2012 HOME program amended
A 2012 HOME Program amendment was approved at Wednesday night’s Common Council meeting by a vote of 14 to 2. Alderpersons Steve Bostrom and Kevin Mathewson voted against the amendment. Also, it had been previously approved at both the HOME Commission and the Finance Committee meetings earlier in the evening.
Alderperson Steve Bostrom wanted to know if the advice of the Federal Housing Administration (FHA) or a local lending institution was sought prior to proposing these changes. Mike Maki, city planner, said yes. “Eighty percent (80%) is required for a first mortgage. If the city offered 40%, that would help more families qualify for a loan.”
Bostrom stated that, one of the problems of the recent real estate market has been the loose lending practices. “Usually, the allowable number for second mortgages is not higher than 20%. Otherwise, it’s considered a non-conforming loan. It may work in this instance, but what about others? Extending that much credit which doesn’t get paid down for such a long period of time could be a problem.”
Maki then gave a short history. “The Department of Housing and Urban Development (HUD) wants to get people into affordable housing units. The city is not building more homes. Five years ago, we didn’t have the problems that we have today. There weren’t enough houses to sell. Now, all cities that deal with home funds, they all have big inventories of homes. They’ve tightened up the restrictions. It’s really hard to get qualified for a first mortgage, even with good credit. HUD has also put constraints on income caps. It’s a good starting point in getting houses sold. We are trying to change the program to get people in the homes and sell off the inventory.” Alderperson David Bogdala agreed that we need to get the houses on the market and people in the homes.
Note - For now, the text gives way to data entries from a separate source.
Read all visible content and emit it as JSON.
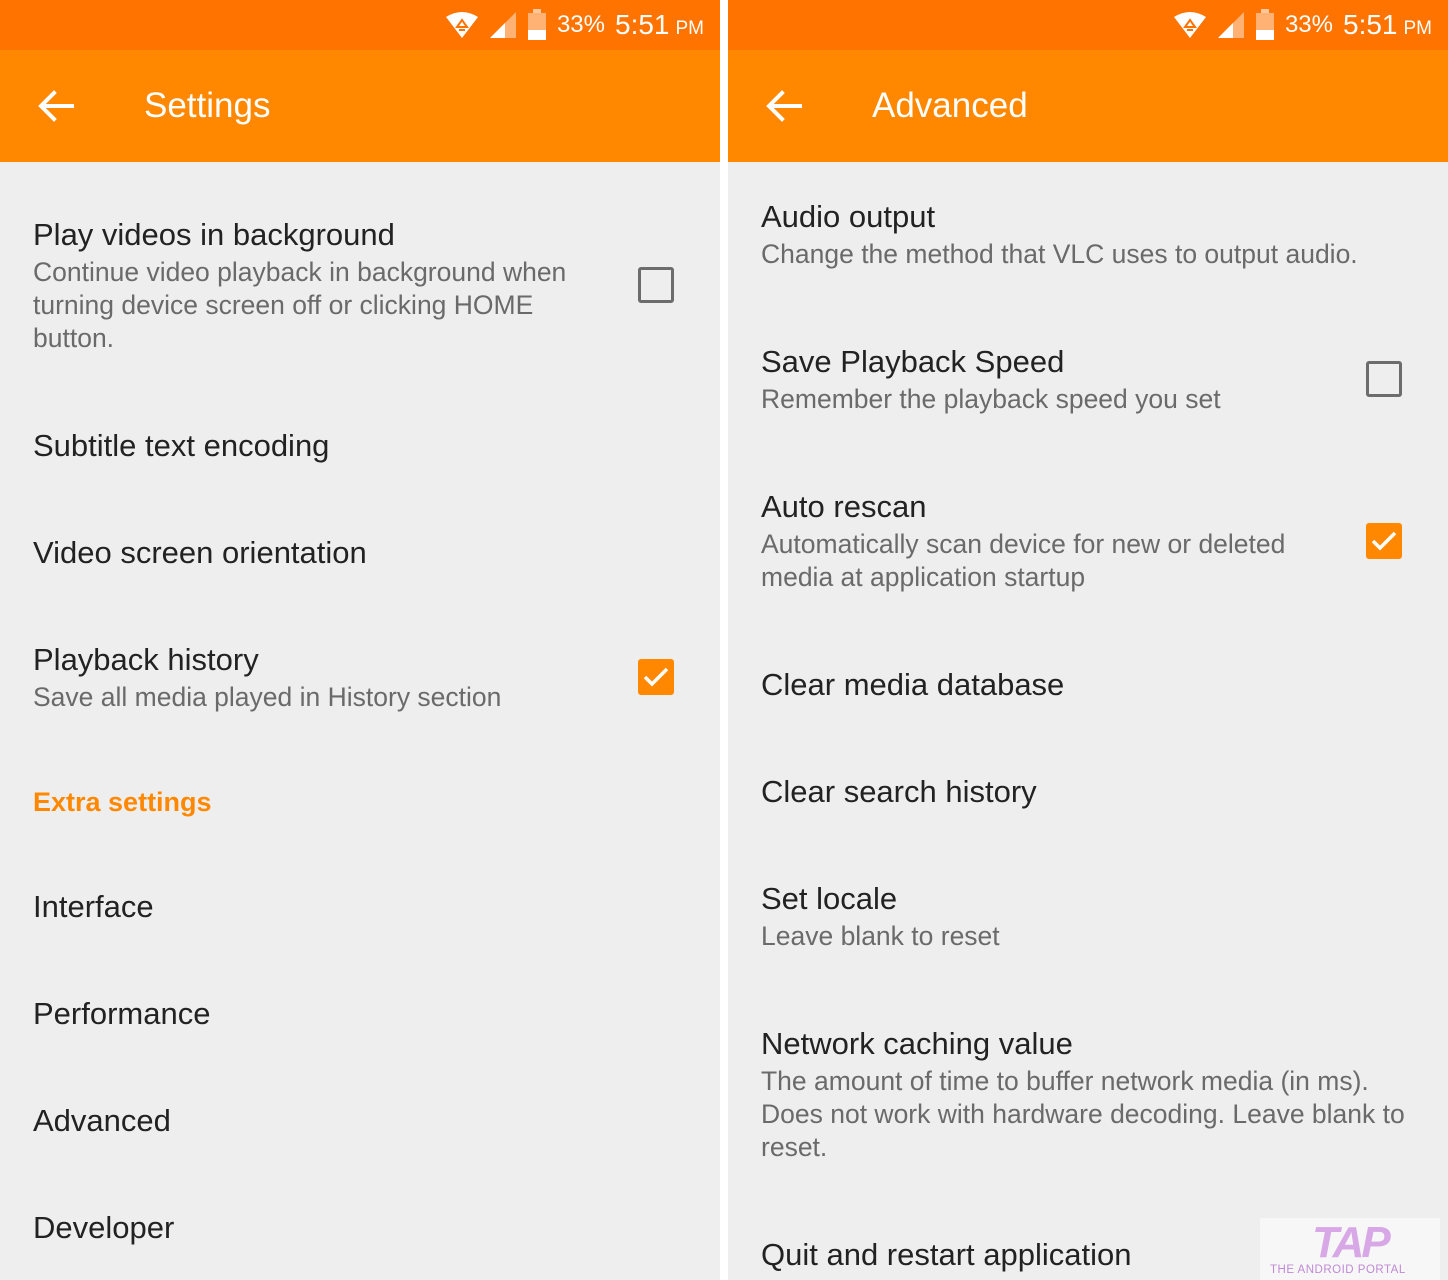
{
  "status_bar": {
    "battery_percent": "33%",
    "time": "5:51",
    "meridiem": "PM",
    "icons": [
      "wifi-icon",
      "signal-icon",
      "battery-icon"
    ]
  },
  "left_screen": {
    "title": "Settings",
    "items": [
      {
        "title": "Play videos in background",
        "summary": "Continue video playback in background when turning device screen off or clicking HOME button.",
        "checked": false
      },
      {
        "title": "Subtitle text encoding"
      },
      {
        "title": "Video screen orientation"
      },
      {
        "title": "Playback history",
        "summary": "Save all media played in History section",
        "checked": true
      }
    ],
    "category": "Extra settings",
    "extra_items": [
      {
        "title": "Interface"
      },
      {
        "title": "Performance"
      },
      {
        "title": "Advanced"
      },
      {
        "title": "Developer"
      }
    ]
  },
  "right_screen": {
    "title": "Advanced",
    "items": [
      {
        "title": "Audio output",
        "summary": "Change the method that VLC uses to output audio."
      },
      {
        "title": "Save Playback Speed",
        "summary": "Remember the playback speed you set",
        "checked": false
      },
      {
        "title": "Auto rescan",
        "summary": "Automatically scan device for new or deleted media at application startup",
        "checked": true
      },
      {
        "title": "Clear media database"
      },
      {
        "title": "Clear search history"
      },
      {
        "title": "Set locale",
        "summary": "Leave blank to reset"
      },
      {
        "title": "Network caching value",
        "summary": "The amount of time to buffer network media (in ms). Does not work with hardware decoding. Leave blank to reset."
      },
      {
        "title": "Quit and restart application"
      }
    ]
  },
  "watermark": {
    "logo": "TAP",
    "text": "THE ANDROID PORTAL"
  },
  "colors": {
    "status_bar": "#ff7300",
    "toolbar": "#ff8800",
    "accent": "#ff8800",
    "background": "#eeeeee"
  }
}
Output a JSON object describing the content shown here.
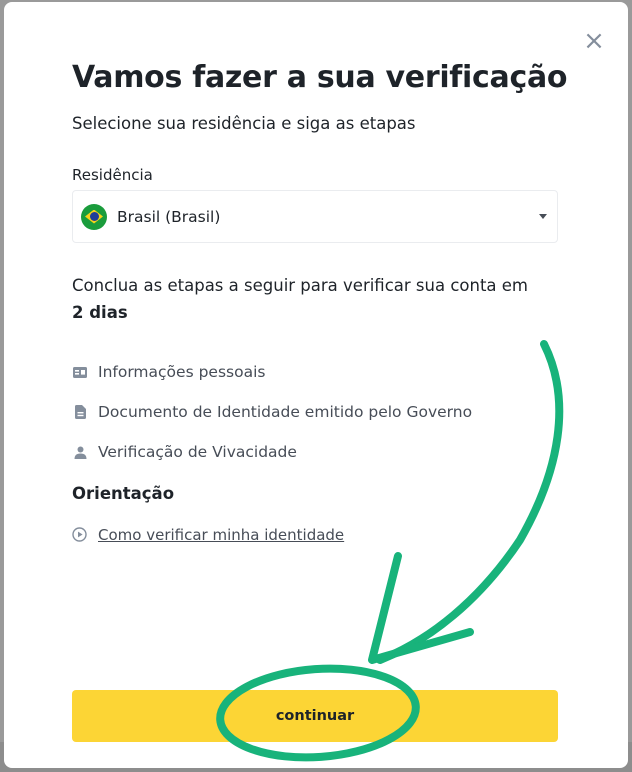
{
  "modal": {
    "title": "Vamos fazer a sua verificação",
    "subtitle": "Selecione sua residência e siga as etapas",
    "close_symbol": "×",
    "residence": {
      "label": "Residência",
      "value": "Brasil (Brasil)",
      "flag_icon": "brazil-flag-icon"
    },
    "conclude": {
      "text": "Conclua as etapas a seguir para verificar sua conta em ",
      "bold": "2 dias"
    },
    "steps": [
      {
        "label": "Informações pessoais",
        "icon": "id-card-icon"
      },
      {
        "label": "Documento de Identidade emitido pelo Governo",
        "icon": "document-icon"
      },
      {
        "label": "Verificação de Vivacidade",
        "icon": "person-icon"
      }
    ],
    "guidance": {
      "heading": "Orientação",
      "link": "Como verificar minha identidade",
      "icon": "play-circle-icon"
    },
    "continue_label": "continuar"
  },
  "colors": {
    "accent_button": "#fcd535",
    "annotation_green": "#18b37b"
  }
}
Alderperson Daniel Prozanski stated that “the Common Council has been hard on the HOME program. They want to get rid of the stock, they’ve wanted to use real estate agents. We’ve run into snags, requirements that the HUD put on us. Conventional financing is only going to work for a very narrow group of people. By changing the second mortgage requirements, which is at our discretion, we can offer more, and possibly move the homes, which is something we all want. We don’t collect any tax revenue by letting 21 houses sit. Also, these are homes we have to maintain.”
Maki said that the proposed home rule was changed for the 2012 funding because HUD has a new requirement for new housing. If a buyer is not found within six months, it reverts over to a rental home. Bogdala wanted to know if this was not an option for new homes, and Maki said that we can for 2012 and 2013. HUD is providing this new requirement. However, the city has restricted locally how we can use the money. There would have to be an amendment to the ordinance if we wanted to change it.
Bostrom wanted to know what limitations we were under in adjusting the price of the home. Maki replied that, if we lower the price of the home, the price is established by appraisal. If we sell the home at less than the appraised value, it becomes part of the subsidy. It would be added on to the affordability period, placing a lien on the property. The buyer would have to repay the money back to the city to be used for additional projects.
Maki also said that, they don’t want to depress the neighborhood further. Short sales have harmed the neighborhood, and they don’t want to continue the trend. “We’re trying to beef up the neighborhood,” he said.
Bostrom applauded the city on a creative approach, but he stated that he felt it was the wrong approach. “Instead of artificially inflating the value of the home, we should be lowering it to where the market is. That’s just basic Economics 101. I think we’re opening up a can of worms.”
The vote was 14 to 2 in favor of making the proposed change.